* [What to work on]:
Return the listing below unchanged, but without pictures.
──────── Input data
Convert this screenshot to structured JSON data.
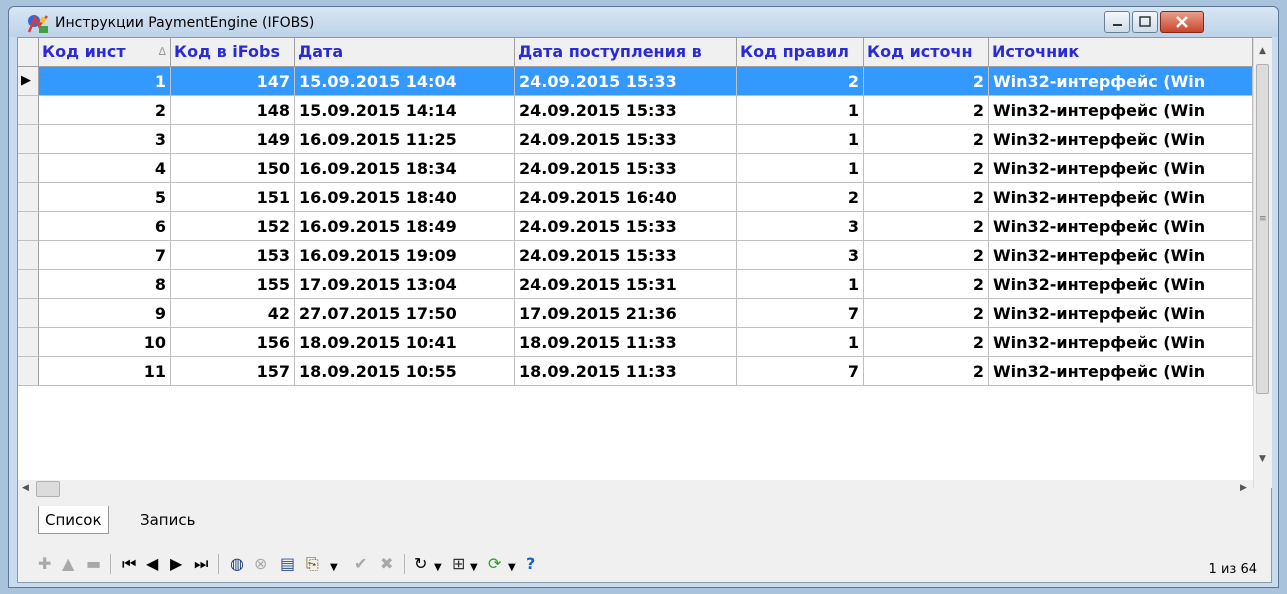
{
  "window": {
    "title": "Инструкции PaymentEngine (IFOBS)"
  },
  "grid": {
    "columns": [
      "Код инст",
      "Код в iFobs",
      "Дата",
      "Дата поступления в",
      "Код правил",
      "Код источн",
      "Источник"
    ],
    "sort_indicator": "∆",
    "rows": [
      [
        "1",
        "147",
        "15.09.2015 14:04",
        "24.09.2015 15:33",
        "2",
        "2",
        "Win32-интерфейс (Win"
      ],
      [
        "2",
        "148",
        "15.09.2015 14:14",
        "24.09.2015 15:33",
        "1",
        "2",
        "Win32-интерфейс (Win"
      ],
      [
        "3",
        "149",
        "16.09.2015 11:25",
        "24.09.2015 15:33",
        "1",
        "2",
        "Win32-интерфейс (Win"
      ],
      [
        "4",
        "150",
        "16.09.2015 18:34",
        "24.09.2015 15:33",
        "1",
        "2",
        "Win32-интерфейс (Win"
      ],
      [
        "5",
        "151",
        "16.09.2015 18:40",
        "24.09.2015 16:40",
        "2",
        "2",
        "Win32-интерфейс (Win"
      ],
      [
        "6",
        "152",
        "16.09.2015 18:49",
        "24.09.2015 15:33",
        "3",
        "2",
        "Win32-интерфейс (Win"
      ],
      [
        "7",
        "153",
        "16.09.2015 19:09",
        "24.09.2015 15:33",
        "3",
        "2",
        "Win32-интерфейс (Win"
      ],
      [
        "8",
        "155",
        "17.09.2015 13:04",
        "24.09.2015 15:31",
        "1",
        "2",
        "Win32-интерфейс (Win"
      ],
      [
        "9",
        "42",
        "27.07.2015 17:50",
        "17.09.2015 21:36",
        "7",
        "2",
        "Win32-интерфейс (Win"
      ],
      [
        "10",
        "156",
        "18.09.2015 10:41",
        "18.09.2015 11:33",
        "1",
        "2",
        "Win32-интерфейс (Win"
      ],
      [
        "11",
        "157",
        "18.09.2015 10:55",
        "18.09.2015 11:33",
        "7",
        "2",
        "Win32-интерфейс (Win"
      ]
    ],
    "selected_row_index": 0
  },
  "tabs": [
    {
      "label": "Список"
    },
    {
      "label": "Запись"
    }
  ],
  "toolbar": {
    "buttons": [
      {
        "name": "add",
        "icon": "plus-icon",
        "glyph": "✚",
        "disabled": true
      },
      {
        "name": "up",
        "icon": "triangle-up-icon",
        "glyph": "▲",
        "disabled": true
      },
      {
        "name": "delete",
        "icon": "minus-icon",
        "glyph": "▬",
        "disabled": true
      },
      {
        "name": "first",
        "icon": "first-record-icon",
        "glyph": "⏮",
        "disabled": false
      },
      {
        "name": "prior",
        "icon": "prior-record-icon",
        "glyph": "◀",
        "disabled": false
      },
      {
        "name": "next",
        "icon": "next-record-icon",
        "glyph": "▶",
        "disabled": false
      },
      {
        "name": "last",
        "icon": "last-record-icon",
        "glyph": "⏭",
        "disabled": false
      },
      {
        "name": "filter",
        "icon": "globe-icon",
        "glyph": "◍",
        "disabled": false
      },
      {
        "name": "filter-off",
        "icon": "globe-off-icon",
        "glyph": "⊗",
        "disabled": true
      },
      {
        "name": "form",
        "icon": "form-icon",
        "glyph": "▤",
        "disabled": false
      },
      {
        "name": "copy",
        "icon": "copy-icon",
        "glyph": "⎘",
        "disabled": false
      },
      {
        "name": "post",
        "icon": "check-icon",
        "glyph": "✔",
        "disabled": true
      },
      {
        "name": "cancel",
        "icon": "cancel-icon",
        "glyph": "✖",
        "disabled": true
      },
      {
        "name": "refresh",
        "icon": "redo-icon",
        "glyph": "↻",
        "disabled": false
      },
      {
        "name": "tree",
        "icon": "tree-icon",
        "glyph": "⊞",
        "disabled": false
      },
      {
        "name": "reload",
        "icon": "reload-green-icon",
        "glyph": "⟳",
        "disabled": false
      },
      {
        "name": "help",
        "icon": "help-icon",
        "glyph": "?",
        "disabled": false
      }
    ],
    "record_status": "1 из 64"
  },
  "colors": {
    "header_text": "#2b2bd6",
    "selection": "#3399ff",
    "titlebar": "#c9dbee"
  }
}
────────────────
* [Response box]:
Convert this screenshot to structured JSON data.
{
  "window": {
    "title": "Инструкции PaymentEngine (IFOBS)"
  },
  "grid": {
    "columns": [
      "Код инст",
      "Код в iFobs",
      "Дата",
      "Дата поступления в",
      "Код правил",
      "Код источн",
      "Источник"
    ],
    "sort_indicator": "∆",
    "rows": [
      [
        "1",
        "147",
        "15.09.2015 14:04",
        "24.09.2015 15:33",
        "2",
        "2",
        "Win32-интерфейс (Win"
      ],
      [
        "2",
        "148",
        "15.09.2015 14:14",
        "24.09.2015 15:33",
        "1",
        "2",
        "Win32-интерфейс (Win"
      ],
      [
        "3",
        "149",
        "16.09.2015 11:25",
        "24.09.2015 15:33",
        "1",
        "2",
        "Win32-интерфейс (Win"
      ],
      [
        "4",
        "150",
        "16.09.2015 18:34",
        "24.09.2015 15:33",
        "1",
        "2",
        "Win32-интерфейс (Win"
      ],
      [
        "5",
        "151",
        "16.09.2015 18:40",
        "24.09.2015 16:40",
        "2",
        "2",
        "Win32-интерфейс (Win"
      ],
      [
        "6",
        "152",
        "16.09.2015 18:49",
        "24.09.2015 15:33",
        "3",
        "2",
        "Win32-интерфейс (Win"
      ],
      [
        "7",
        "153",
        "16.09.2015 19:09",
        "24.09.2015 15:33",
        "3",
        "2",
        "Win32-интерфейс (Win"
      ],
      [
        "8",
        "155",
        "17.09.2015 13:04",
        "24.09.2015 15:31",
        "1",
        "2",
        "Win32-интерфейс (Win"
      ],
      [
        "9",
        "42",
        "27.07.2015 17:50",
        "17.09.2015 21:36",
        "7",
        "2",
        "Win32-интерфейс (Win"
      ],
      [
        "10",
        "156",
        "18.09.2015 10:41",
        "18.09.2015 11:33",
        "1",
        "2",
        "Win32-интерфейс (Win"
      ],
      [
        "11",
        "157",
        "18.09.2015 10:55",
        "18.09.2015 11:33",
        "7",
        "2",
        "Win32-интерфейс (Win"
      ]
    ],
    "selected_row_index": 0
  },
  "tabs": [
    {
      "label": "Список"
    },
    {
      "label": "Запись"
    }
  ],
  "toolbar": {
    "buttons": [
      {
        "name": "add",
        "icon": "plus-icon",
        "glyph": "✚",
        "disabled": true
      },
      {
        "name": "up",
        "icon": "triangle-up-icon",
        "glyph": "▲",
        "disabled": true
      },
      {
        "name": "delete",
        "icon": "minus-icon",
        "glyph": "▬",
        "disabled": true
      },
      {
        "name": "first",
        "icon": "first-record-icon",
        "glyph": "⏮",
        "disabled": false
      },
      {
        "name": "prior",
        "icon": "prior-record-icon",
        "glyph": "◀",
        "disabled": false
      },
      {
        "name": "next",
        "icon": "next-record-icon",
        "glyph": "▶",
        "disabled": false
      },
      {
        "name": "last",
        "icon": "last-record-icon",
        "glyph": "⏭",
        "disabled": false
      },
      {
        "name": "filter",
        "icon": "globe-icon",
        "glyph": "◍",
        "disabled": false
      },
      {
        "name": "filter-off",
        "icon": "globe-off-icon",
        "glyph": "⊗",
        "disabled": true
      },
      {
        "name": "form",
        "icon": "form-icon",
        "glyph": "▤",
        "disabled": false
      },
      {
        "name": "copy",
        "icon": "copy-icon",
        "glyph": "⎘",
        "disabled": false
      },
      {
        "name": "post",
        "icon": "check-icon",
        "glyph": "✔",
        "disabled": true
      },
      {
        "name": "cancel",
        "icon": "cancel-icon",
        "glyph": "✖",
        "disabled": true
      },
      {
        "name": "refresh",
        "icon": "redo-icon",
        "glyph": "↻",
        "disabled": false
      },
      {
        "name": "tree",
        "icon": "tree-icon",
        "glyph": "⊞",
        "disabled": false
      },
      {
        "name": "reload",
        "icon": "reload-green-icon",
        "glyph": "⟳",
        "disabled": false
      },
      {
        "name": "help",
        "icon": "help-icon",
        "glyph": "?",
        "disabled": false
      }
    ],
    "record_status": "1 из 64"
  },
  "colors": {
    "header_text": "#2b2bd6",
    "selection": "#3399ff",
    "titlebar": "#c9dbee"
  }
}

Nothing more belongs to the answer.